3352         boot->hdr.kernel_alignment = 0x1000000;
3353 
3354         /* Boot protocol version: 2.07 supports the fields for lguest. */
3355         boot->hdr.version = 0x207;
3356 
3357         /* X86_SUBARCH_LGUEST tells the Guest it's an lguest. */
3358         boot->hdr.hardware_subarch = X86_SUBARCH_LGUEST;
3359 
3360         /* Tell the entry path not to try to reload segment registers. */
3361         boot->hdr.loadflags |= KEEP_SEGMENTS;
3362 
3363         /* We don't support tboot: */
3364         boot->tboot_addr = 0;
3365 
3366         /* Ensure this is 0 to prevent APM from loading: */
3367         boot->apm_bios_info.version = 0;
3368 
3369         /* We tell the kernel to initialize the Guest. */
3370         tell_kernel(start);
3371 
3372         /* Ensure that we terminate if a device-servicing child dies. */
3373         signal(SIGCHLD, kill_launcher);
3374 
3375         /* If requested, chroot to a directory */
3376         if (chroot_path) {
3377                 if (chroot(chroot_path) != 0)
3378                         err(1, "chroot(\"%s\") failed", chroot_path);
3379 
3380                 if (chdir("/") != 0)
3381                         err(1, "chdir(\"/\") failed");
3382 
3383                 verbose("chroot done\n");
3384         }
3385 
3386         /* If requested, drop privileges */
3387         if (user_details) {
3388                 uid_t u;
3389                 gid_t g;
3390 
3391                 u = user_details->pw_uid;
3392                 g = user_details->pw_gid;
3393 
3394                 if (initgroups(user_details->pw_name, g) != 0)
3395                         err(1, "initgroups failed");
3396 
3397                 if (setresgid(g, g, g) != 0)
3398                         err(1, "setresgid failed");
3399 
3400                 if (setresuid(u, u, u) != 0)
3401                         err(1, "setresuid failed");
3402 
3403                 verbose("Dropping privileges completed\n");
3404         }
3405 
3406         /* Finally, run the Guest.  This doesn't return. */
3407         run_guest();
3408 }
3409 /*:*/
3410 
3411 /*M:999
3412  * Mastery is done: you now know everything I do.
3413  *
3414  * But surely you have seen code, features and bugs in your wanderings which
3415  * you now yearn to attack?  That is the real game, and I look forward to you
3416  * patching and forking lguest into the Your-Name-Here-visor.
3417  *
3418  * Farewell, and good coding!
3419  * Rusty Russell.
3420  */
3421 

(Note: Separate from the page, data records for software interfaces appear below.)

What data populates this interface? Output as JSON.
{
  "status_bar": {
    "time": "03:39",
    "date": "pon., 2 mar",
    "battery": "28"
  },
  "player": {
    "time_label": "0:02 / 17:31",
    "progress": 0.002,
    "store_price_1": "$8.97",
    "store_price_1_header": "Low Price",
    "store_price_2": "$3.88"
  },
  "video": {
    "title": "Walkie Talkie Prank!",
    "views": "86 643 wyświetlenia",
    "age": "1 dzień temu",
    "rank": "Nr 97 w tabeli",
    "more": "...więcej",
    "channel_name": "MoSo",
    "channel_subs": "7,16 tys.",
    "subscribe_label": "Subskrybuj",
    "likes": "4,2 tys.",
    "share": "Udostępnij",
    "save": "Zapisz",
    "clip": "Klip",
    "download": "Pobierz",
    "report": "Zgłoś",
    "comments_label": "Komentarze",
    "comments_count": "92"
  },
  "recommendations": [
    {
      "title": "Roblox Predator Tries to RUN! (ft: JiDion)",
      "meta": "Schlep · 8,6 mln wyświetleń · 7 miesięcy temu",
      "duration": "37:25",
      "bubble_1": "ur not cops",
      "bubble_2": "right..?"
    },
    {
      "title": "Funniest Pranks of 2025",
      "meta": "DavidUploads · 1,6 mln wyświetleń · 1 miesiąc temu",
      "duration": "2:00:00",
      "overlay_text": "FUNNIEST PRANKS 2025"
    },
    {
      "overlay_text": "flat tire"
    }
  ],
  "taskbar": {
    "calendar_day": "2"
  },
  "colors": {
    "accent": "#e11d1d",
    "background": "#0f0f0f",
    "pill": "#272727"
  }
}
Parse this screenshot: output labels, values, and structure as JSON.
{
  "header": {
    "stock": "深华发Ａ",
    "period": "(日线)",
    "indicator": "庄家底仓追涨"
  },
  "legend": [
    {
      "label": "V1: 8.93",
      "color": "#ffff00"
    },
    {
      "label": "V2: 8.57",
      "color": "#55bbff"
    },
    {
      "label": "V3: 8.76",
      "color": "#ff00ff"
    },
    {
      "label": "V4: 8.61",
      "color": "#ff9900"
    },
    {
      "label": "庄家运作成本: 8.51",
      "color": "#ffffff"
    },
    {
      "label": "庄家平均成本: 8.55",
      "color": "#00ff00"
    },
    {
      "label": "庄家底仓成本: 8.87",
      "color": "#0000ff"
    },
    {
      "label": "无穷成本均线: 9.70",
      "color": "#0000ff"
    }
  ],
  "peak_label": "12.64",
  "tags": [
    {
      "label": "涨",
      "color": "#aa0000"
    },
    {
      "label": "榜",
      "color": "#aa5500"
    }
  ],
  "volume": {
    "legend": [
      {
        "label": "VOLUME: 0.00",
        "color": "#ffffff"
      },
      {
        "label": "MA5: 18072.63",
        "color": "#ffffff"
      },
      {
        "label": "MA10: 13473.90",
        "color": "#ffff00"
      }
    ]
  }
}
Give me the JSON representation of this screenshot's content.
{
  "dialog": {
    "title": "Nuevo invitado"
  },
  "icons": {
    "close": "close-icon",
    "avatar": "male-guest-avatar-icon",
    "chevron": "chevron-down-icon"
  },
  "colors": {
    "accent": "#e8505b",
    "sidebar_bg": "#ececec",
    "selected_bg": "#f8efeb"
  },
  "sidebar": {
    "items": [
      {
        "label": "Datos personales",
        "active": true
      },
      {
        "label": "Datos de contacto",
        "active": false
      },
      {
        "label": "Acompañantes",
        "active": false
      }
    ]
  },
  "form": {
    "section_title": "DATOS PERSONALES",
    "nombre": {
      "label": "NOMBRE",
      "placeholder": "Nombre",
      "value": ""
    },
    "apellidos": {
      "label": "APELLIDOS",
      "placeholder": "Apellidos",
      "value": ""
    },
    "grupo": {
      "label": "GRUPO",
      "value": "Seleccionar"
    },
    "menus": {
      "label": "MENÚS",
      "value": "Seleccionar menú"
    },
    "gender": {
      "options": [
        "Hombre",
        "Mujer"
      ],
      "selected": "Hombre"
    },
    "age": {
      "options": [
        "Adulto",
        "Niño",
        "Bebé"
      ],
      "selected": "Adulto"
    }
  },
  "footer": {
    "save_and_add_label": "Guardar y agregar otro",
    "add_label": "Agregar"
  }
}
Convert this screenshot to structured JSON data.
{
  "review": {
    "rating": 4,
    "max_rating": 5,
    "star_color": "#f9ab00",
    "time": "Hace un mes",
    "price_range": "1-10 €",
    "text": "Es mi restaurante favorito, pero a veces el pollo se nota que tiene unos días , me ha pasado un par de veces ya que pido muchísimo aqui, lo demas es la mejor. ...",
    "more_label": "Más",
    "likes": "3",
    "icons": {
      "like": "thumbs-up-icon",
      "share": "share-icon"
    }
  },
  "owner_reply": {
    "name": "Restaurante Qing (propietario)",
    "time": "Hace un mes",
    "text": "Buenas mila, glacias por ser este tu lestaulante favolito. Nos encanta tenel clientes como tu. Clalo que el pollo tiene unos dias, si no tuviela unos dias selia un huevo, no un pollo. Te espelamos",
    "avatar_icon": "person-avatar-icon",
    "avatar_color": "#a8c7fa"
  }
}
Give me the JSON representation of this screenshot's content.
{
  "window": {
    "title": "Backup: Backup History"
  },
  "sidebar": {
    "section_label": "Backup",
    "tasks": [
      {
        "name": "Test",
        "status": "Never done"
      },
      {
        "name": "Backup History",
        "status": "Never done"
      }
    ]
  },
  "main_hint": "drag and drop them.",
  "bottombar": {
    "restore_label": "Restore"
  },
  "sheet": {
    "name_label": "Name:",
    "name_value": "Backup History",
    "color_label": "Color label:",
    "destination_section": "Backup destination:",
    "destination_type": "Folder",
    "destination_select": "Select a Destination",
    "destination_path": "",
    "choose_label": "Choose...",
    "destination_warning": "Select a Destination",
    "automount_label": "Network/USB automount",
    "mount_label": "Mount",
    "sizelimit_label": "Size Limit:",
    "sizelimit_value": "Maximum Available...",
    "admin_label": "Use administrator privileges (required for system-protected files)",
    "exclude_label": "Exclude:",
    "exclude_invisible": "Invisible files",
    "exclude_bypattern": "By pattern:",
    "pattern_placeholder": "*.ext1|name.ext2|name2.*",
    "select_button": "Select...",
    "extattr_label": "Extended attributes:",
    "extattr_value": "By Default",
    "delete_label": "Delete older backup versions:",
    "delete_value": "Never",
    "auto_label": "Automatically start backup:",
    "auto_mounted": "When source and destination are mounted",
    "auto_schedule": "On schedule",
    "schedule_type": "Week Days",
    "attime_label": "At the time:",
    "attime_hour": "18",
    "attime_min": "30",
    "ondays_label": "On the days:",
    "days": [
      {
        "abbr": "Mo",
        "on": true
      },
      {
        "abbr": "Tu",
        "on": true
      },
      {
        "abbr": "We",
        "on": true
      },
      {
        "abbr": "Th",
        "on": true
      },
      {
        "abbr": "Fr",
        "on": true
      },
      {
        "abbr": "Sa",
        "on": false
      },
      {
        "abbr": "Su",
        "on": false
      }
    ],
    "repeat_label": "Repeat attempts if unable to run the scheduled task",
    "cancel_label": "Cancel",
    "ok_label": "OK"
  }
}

~ [ source navigation ] ~ [ diff markup ] ~ [ identifier search ] ~

kernel.org | git.kernel.org | LWN.net | Project Home | Wiki (Japanese) | Wiki (English) | SVN repository | Mail admin

Linux® is a registered trademark of Linus Torvalds in the United States and other countries.
TOMOYO® is a registered trademark of NTT DATA CORPORATION.

osdn.jp